I feel like a lot of the commentary on Pollack's passing has focused (as you say) on trying to accentuate something positive about him, as though it's vastly important that he wasn't an auteur. Pollack made big studio pictures, but Pollack made GOOD big studio pictures and that's no small feat. I don't just mean the films he directed, either. As a producer, his studio movies are gorgeous, always carefully cast and always working toward quality. As we all know, quality from the big studios is not something we readily expect. With Pollack, though, we always could.

They Shoot Horses, Don't They? is genius. And I love Three Days of the Condor.

michael said...

He was a terrific director and he will be missed. I also loved him as an actor, especially as Will's dad on Will and Grace and in the last season as a prisoner(a doctor?) on The Sopranos. So believable.

Jim Loftus said...

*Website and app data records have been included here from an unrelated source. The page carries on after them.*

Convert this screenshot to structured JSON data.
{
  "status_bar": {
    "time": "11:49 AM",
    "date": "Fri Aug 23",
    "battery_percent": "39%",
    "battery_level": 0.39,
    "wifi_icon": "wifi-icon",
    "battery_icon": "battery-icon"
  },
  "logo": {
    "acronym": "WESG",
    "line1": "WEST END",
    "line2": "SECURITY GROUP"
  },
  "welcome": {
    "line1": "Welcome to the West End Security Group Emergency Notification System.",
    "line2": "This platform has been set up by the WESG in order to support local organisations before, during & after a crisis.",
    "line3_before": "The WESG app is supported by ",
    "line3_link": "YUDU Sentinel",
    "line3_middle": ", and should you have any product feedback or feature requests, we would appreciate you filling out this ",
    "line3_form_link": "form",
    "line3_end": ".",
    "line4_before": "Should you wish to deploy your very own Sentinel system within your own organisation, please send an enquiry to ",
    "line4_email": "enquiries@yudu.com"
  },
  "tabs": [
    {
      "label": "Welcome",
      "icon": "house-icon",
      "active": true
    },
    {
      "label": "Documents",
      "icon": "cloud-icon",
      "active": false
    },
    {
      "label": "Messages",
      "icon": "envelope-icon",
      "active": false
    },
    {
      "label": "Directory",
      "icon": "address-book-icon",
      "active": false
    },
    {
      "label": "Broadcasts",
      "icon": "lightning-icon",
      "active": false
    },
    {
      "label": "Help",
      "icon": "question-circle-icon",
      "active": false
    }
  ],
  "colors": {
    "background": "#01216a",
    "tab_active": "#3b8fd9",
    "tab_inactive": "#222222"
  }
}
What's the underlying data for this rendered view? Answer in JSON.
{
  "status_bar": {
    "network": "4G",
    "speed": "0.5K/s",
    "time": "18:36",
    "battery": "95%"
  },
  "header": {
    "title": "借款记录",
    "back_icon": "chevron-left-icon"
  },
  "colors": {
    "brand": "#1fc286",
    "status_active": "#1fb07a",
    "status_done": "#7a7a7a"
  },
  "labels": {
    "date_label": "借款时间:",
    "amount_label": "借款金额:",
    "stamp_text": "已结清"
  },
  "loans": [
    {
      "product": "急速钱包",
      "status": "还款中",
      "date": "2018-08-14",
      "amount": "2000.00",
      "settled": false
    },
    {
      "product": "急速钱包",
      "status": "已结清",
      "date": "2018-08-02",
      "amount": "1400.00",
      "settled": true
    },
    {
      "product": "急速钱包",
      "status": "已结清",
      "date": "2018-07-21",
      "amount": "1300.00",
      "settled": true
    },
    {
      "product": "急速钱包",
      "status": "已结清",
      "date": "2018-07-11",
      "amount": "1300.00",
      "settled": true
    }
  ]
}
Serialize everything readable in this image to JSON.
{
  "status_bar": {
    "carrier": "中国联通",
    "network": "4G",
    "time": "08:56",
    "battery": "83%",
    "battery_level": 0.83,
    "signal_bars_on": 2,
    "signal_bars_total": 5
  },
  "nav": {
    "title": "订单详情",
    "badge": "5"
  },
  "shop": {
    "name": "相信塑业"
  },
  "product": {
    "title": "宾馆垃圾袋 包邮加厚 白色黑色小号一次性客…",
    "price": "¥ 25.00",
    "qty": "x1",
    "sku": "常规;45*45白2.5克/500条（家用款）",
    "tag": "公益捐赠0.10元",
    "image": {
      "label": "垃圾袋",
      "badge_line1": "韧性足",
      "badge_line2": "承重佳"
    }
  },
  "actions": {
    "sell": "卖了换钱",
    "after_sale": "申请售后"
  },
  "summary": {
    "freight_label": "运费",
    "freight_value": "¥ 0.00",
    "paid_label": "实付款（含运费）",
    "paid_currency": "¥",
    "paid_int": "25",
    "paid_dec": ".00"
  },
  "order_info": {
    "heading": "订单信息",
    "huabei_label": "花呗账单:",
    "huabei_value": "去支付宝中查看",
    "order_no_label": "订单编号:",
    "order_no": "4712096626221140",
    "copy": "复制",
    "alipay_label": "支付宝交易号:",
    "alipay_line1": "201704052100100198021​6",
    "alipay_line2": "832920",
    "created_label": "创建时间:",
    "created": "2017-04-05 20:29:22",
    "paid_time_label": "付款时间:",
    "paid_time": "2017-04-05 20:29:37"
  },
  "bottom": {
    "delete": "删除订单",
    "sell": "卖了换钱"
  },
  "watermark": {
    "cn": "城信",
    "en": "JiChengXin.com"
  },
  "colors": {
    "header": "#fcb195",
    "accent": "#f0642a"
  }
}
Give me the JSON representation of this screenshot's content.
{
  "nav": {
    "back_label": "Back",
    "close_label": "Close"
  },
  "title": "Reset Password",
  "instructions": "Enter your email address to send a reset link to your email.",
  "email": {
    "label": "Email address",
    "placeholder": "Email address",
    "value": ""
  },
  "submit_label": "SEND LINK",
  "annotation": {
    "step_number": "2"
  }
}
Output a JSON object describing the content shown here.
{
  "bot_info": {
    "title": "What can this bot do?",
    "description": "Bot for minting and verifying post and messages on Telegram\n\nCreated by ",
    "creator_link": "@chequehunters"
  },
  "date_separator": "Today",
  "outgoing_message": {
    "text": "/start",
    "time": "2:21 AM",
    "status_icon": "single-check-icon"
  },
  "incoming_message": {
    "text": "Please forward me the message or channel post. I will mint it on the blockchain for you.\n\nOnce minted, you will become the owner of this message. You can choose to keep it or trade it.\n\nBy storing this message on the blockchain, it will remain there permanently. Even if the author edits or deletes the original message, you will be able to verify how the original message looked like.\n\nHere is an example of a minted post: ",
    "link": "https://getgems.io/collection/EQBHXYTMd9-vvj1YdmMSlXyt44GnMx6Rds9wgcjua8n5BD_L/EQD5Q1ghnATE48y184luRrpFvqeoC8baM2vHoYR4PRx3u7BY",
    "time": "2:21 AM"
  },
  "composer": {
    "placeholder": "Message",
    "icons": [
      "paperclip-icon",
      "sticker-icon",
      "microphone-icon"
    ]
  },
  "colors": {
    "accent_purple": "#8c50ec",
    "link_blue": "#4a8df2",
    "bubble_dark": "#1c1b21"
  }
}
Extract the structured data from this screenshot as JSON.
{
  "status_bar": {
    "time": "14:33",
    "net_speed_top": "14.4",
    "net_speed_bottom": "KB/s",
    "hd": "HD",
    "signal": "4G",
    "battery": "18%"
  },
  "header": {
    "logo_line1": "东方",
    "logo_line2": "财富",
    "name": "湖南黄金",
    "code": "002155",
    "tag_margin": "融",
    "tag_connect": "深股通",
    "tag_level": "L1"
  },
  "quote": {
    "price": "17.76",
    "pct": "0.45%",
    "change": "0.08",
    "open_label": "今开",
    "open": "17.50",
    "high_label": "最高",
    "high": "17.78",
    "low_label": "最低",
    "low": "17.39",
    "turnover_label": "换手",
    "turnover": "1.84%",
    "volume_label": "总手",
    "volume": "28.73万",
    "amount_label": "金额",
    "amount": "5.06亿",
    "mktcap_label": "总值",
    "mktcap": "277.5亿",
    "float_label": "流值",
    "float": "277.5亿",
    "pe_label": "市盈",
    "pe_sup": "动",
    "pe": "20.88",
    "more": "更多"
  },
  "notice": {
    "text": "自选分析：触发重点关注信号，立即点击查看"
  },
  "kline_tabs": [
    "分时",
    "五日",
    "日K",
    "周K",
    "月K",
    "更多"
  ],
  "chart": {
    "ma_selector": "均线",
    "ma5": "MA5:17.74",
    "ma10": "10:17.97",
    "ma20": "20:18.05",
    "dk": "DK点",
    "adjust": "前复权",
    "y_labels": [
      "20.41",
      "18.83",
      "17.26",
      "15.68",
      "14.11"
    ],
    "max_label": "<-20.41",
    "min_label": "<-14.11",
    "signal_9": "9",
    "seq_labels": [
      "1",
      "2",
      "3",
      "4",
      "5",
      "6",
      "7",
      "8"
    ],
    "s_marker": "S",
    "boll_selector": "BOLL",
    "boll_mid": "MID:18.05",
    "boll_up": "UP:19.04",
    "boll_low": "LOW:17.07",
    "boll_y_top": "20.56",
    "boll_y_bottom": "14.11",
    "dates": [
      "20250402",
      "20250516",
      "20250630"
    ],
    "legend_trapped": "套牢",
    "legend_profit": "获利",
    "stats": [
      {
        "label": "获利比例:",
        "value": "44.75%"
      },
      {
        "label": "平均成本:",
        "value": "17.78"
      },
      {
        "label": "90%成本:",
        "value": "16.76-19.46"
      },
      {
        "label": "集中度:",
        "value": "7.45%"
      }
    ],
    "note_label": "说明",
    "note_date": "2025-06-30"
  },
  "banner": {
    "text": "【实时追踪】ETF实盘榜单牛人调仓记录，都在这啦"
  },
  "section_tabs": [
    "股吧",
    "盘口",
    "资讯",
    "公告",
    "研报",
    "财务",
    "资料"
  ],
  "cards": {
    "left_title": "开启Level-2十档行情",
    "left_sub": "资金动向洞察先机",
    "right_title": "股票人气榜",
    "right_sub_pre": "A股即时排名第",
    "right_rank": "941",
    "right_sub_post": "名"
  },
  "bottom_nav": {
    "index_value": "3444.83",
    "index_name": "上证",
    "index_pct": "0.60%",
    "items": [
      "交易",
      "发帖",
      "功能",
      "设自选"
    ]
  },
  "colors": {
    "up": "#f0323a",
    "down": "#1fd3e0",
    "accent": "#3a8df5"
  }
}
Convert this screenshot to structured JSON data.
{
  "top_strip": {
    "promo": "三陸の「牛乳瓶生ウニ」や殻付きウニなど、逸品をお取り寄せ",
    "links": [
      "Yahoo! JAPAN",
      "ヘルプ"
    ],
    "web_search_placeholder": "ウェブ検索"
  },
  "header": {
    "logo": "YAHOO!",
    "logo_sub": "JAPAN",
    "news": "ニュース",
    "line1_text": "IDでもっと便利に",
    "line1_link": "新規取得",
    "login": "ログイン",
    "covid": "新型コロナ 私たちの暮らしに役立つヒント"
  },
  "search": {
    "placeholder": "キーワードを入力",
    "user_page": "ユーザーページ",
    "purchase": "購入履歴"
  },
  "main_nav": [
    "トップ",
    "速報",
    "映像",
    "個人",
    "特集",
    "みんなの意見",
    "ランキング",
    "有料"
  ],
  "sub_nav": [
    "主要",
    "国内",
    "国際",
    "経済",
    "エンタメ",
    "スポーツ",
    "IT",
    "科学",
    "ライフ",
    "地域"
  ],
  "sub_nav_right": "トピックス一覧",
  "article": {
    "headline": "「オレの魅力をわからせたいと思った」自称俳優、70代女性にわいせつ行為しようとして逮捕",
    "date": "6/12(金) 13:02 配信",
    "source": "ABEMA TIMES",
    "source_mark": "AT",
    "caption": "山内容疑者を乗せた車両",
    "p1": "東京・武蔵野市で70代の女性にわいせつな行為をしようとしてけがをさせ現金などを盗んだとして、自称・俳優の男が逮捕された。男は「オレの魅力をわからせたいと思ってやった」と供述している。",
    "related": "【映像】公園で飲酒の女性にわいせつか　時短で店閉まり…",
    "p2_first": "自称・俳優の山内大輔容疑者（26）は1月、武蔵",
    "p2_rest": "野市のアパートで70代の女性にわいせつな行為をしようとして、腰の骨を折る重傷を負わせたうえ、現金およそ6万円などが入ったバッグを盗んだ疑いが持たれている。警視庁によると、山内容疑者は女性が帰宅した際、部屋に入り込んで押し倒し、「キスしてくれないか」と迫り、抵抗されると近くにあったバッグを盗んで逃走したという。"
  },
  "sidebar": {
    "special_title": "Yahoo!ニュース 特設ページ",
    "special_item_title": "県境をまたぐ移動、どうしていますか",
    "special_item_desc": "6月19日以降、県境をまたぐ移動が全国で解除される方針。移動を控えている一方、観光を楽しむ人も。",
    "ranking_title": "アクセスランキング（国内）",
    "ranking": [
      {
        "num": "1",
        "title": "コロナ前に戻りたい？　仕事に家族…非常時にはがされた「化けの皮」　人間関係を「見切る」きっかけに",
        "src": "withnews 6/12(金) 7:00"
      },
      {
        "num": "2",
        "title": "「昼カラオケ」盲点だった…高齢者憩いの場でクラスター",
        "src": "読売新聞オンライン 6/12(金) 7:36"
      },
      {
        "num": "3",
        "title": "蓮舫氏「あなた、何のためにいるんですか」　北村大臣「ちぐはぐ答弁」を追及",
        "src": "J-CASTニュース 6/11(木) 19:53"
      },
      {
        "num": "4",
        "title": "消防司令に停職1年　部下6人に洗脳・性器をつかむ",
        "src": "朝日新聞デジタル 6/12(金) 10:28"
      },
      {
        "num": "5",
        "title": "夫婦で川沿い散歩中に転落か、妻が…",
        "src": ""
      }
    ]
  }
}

My name is Jim Loftus--I'm a pianist/singer/actor.... I was also saddened to hear of the passing of the great film director/actor SYDNEY POLLACK ....
When I had first started playing piano at DESTINO RESTAURANT(851 First Ave, NYC) in April 2006, not long after Mr. Pollack visited us for dinner a few times. On one particular Thursday evening, I spotted Sydney at the Destino bar dining solo--enjoying a simple marinara pasta dish and I introduced myself as the pianist at this venue. He was instantly gregarious and we began chatting. I told him I was also an actor and that "I came at a much cheaper price tag than Tom Cruise"(as I gave him my business card)--my memory was that Sydney was sipping his glass of red wine as I said this and almost spewed it across the bar as he chuckled. It struck me that this giant of Hollywood was so accessible and friendly. He said that he'd be back to Destino as he had a NYC residence right around the block from the restaurant. When I asked him what his current projects were, he spoke with avid interest of his foray into the documentary film world, and began describing in detail one of his then-current films. After his story we shook hands and I went to the piano and he stayed for my first set. He waved goodbye an hour later...but this would not be the last time I would see him...
On another Thursday evening(August 17,2006), once again I noticed Sydney at the intimate Destino bar about to have dinner. I greeted him again and he instantly remembered me and was once again gracious. After a brief chat, I told him "I had forgotten to do something the last time we met"--and said I'd make up for it now. He looked at me quizzically and I then headed for the piano. I then played and sang "The Way We Were", the theme song of the film which he directed, and followed that with the theme of his Academy-award winning film "Tootsie", the Stephen Bishop song "Maybe It's You". He smiled several times as he looked over and at one point lifted his wine glass in the air, "toasting" my renditions. What a great honor it was to tribute him in that manner, and as I look back on the memory I realized that I never saw him again after that evening. But those moments with the great Sydney Pollack will forever stay with me--rest in peace Sydney and thank you for your great work in the film industry--and the gift that you were to all of us.